It’s so easy to complain. That’s what I was thinking during the forty-five minutes I spent cutting hair that had wound itself around the brushes and rollers of my vacuum cleaner making it overheat and smell the way my hair dryer does when I get hair caught in the fan end. By the time I was finished, I had a giant hairball the size of my head in the laundry room trashcan. How gross! Poor me! Then I reminded myself how fortunate I am to have a vacuum cleaner at all or carpet or even such a surplus of hair! (Confession: Most of that hairball was mine. I have a lot of very long hair.)
If I board the Complain Train this easily then I am spoiled. I think most anyone who is reading this post can relate, at least to a certain extent. (If you’re reading this I’m assuming you have access to the Internet and the ability to read thereby defining you as wealthy by most of the world’s standards. Prepare to feel abashed.) It’s ridiculous the things that make me mad or give me the “right” (I tried to do quote fingers while I typed that but it didn’t work) to complain. So I started a list of ways that we are spoiled:
-When I unwrapped a cough drop the other day, the wrapper was printed with an encouraging message: “You can beat this!” It’s a cold not cancer. Am I really so weak that I need to hear from my cough drop that I’m going to make it through this nasal congestion?
-I hear commercials all the time for “Sedation Dentistry.” I find this hilarious. I hate getting plaque scraped off my teeth as much as anyone else but I don’t have to be knocked out to survive the experience. I just clench my buttocks cheeks together and bear it. That way I get a teeth cleaning and workout my glutes at the same time!
-When we go to a restaurant and the hostess gives us one of those light-up coasters and says that it’ll be thirty minutes before we’ll be seated, I internally go ballistic. It doesn’t show outwardly but I’m thinking, “Why doesn’t this place have call-ahead seating? I should be able to walk into any dining establishment, pass the suckers sitting on faux leather benches, and instantly get a table for five because I called ahead and said, ‘Save me a table! I am coming! You live to serve me!’” Why should we get seated before people who drove in their cars and physically walked into the restaurant before us just because we had the forethought to make a phone call?
-Remember when you scheduled your evening around television shows? You knew that if you missed The Cosby Show on Thursday night everyone would be talking about it at school on Friday and it would ruin your day to be left out of the conversation. I’m not suggesting that we miss out on non-TV related events because we don’t want to miss our shows, but now we have a million ways to watch those shows later.

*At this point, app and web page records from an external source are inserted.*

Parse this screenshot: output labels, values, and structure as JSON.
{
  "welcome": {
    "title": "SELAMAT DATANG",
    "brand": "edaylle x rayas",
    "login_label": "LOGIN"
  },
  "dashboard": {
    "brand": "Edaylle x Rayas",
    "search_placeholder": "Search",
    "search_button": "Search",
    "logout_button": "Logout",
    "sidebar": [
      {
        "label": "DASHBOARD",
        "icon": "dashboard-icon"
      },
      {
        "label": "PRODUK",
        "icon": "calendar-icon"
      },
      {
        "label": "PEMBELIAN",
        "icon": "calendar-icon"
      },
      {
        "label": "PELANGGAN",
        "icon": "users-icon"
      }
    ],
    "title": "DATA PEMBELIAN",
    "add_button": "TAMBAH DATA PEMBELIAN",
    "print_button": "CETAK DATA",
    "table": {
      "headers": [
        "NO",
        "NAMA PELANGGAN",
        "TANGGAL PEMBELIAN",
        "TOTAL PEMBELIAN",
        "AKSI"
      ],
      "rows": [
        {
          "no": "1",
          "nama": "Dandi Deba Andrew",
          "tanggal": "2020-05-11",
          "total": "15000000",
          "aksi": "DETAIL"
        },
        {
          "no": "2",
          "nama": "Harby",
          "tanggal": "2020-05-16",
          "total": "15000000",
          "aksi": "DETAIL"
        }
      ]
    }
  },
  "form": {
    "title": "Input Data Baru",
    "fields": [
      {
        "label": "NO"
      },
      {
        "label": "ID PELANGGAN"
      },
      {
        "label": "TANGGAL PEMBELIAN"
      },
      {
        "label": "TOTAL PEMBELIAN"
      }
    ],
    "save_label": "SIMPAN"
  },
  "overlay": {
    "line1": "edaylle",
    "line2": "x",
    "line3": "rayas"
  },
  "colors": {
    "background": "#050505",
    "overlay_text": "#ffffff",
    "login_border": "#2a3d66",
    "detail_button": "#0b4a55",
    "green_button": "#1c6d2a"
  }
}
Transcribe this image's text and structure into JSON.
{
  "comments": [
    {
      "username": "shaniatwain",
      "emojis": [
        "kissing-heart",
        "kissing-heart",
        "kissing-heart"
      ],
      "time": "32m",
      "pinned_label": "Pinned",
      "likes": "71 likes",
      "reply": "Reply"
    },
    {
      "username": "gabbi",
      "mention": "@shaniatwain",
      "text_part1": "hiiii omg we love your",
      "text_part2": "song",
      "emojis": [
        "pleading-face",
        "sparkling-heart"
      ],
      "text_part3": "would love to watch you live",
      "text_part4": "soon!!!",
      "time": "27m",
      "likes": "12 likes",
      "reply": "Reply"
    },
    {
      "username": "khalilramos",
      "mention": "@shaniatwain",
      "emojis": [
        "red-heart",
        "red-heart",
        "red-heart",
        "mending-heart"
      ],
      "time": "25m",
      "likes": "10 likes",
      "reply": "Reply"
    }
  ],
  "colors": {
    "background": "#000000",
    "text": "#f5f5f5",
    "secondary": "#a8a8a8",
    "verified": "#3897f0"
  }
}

My kids can’t understand why the television at the beach doesn’t have a list of pre-recorded episodes of their favorite shows just waiting for them to watch. And they don’t get it when they can’t pause the show to go to the bathroom. “How did you live like this?” they ask me.
-I like to text. It’s a handy way to relay information without causing a big disruption to someone’s day. I am, however, afraid that texting has made us sloppy and lazy. It’s a lot easier to be misunderstood (IF YOU TYPE IN ALL CAPS I THINK YOU’RE YELLING AT ME) and disingenuous. I also have a problem with some of the texting abbreviations. (Ironically, “abbreviations” is a really long word.) I think it should be a rule that if you type LOL, you should actually laugh out loud. I picture someone sitting in the school carline, typing it on someone’s Facebook page without even cracking a smile. “LOL. Your cat looks awesome in that Darth Vader costume.” I would hold off on being literal with LMAO. Let’s not get carried away.
-When my kids struggle in school or don’t make the team I find myself wishing things were easier. Why is simplifying fractions not very simple for her? Why should he/she have this heartache or failure or setback? The truth is that if they didn’t encounter some bumps in the road every so often, they’d be spoiled rotten. They need to do things they don’t want to and be prevented from doing things they do want to. If I hired Rosie the Robot from the Jetson family to do all their chores, they’d fill up their time with activities not in service of their family.
It’s good for things to be difficult sometimes. Difficulties are necessary for us not to be spoiled. It’s okay to be inconvenienced by others and it’s okay to have to slow down. If I look at serving others as an honor instead of a chore then that giant hairball is a gift, so is doing the laundry, teaching a Bible class to toddlers, and being a room mom. I don’t want to waste anymore time being spoiled.